[Stored dataset items]
——————————

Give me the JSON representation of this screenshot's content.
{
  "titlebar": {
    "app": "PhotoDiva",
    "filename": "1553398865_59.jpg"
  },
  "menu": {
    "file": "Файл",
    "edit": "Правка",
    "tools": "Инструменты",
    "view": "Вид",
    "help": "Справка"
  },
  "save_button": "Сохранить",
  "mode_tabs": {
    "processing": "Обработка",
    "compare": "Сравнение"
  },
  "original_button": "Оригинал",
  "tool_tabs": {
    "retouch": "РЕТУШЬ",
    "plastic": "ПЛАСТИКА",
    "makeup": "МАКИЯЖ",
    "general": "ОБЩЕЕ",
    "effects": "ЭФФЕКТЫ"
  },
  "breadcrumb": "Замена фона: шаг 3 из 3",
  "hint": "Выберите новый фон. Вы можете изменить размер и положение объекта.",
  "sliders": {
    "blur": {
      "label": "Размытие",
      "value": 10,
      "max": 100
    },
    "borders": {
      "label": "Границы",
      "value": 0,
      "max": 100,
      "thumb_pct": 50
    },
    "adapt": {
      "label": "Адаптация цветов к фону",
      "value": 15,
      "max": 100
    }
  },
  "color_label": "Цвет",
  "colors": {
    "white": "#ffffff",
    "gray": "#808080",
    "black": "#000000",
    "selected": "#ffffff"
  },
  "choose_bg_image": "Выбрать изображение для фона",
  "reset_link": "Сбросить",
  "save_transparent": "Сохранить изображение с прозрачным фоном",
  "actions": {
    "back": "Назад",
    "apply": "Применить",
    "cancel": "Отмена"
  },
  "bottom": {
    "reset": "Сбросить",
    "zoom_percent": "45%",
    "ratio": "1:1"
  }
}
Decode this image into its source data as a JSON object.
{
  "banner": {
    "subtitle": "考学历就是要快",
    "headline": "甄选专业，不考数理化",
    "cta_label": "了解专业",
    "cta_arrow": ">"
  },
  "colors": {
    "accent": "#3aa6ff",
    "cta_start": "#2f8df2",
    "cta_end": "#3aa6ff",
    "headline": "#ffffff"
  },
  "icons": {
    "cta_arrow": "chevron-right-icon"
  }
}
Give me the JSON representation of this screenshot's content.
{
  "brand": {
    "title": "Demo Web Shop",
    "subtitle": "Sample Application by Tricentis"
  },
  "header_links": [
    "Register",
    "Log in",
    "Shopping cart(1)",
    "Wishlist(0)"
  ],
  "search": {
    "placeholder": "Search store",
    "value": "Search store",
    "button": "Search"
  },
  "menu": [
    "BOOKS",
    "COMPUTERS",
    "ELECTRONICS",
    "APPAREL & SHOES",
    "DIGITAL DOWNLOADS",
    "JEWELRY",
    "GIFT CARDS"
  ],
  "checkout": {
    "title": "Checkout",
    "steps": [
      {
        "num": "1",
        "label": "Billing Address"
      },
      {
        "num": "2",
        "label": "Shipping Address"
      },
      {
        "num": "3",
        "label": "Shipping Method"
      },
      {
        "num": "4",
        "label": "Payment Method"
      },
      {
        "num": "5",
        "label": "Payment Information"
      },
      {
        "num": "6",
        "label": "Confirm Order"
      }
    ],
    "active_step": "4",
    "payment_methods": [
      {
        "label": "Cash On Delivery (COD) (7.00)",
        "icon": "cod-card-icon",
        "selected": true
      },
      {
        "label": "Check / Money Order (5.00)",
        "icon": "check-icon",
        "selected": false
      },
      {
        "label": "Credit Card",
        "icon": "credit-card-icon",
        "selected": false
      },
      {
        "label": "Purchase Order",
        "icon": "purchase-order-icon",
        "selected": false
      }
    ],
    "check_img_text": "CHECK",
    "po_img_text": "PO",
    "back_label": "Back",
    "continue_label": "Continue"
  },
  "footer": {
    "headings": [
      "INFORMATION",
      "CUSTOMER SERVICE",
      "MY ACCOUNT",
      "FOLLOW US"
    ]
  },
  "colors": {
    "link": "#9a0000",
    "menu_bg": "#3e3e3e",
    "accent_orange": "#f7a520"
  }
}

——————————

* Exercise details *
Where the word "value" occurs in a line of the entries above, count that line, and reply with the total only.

* Final answer *
4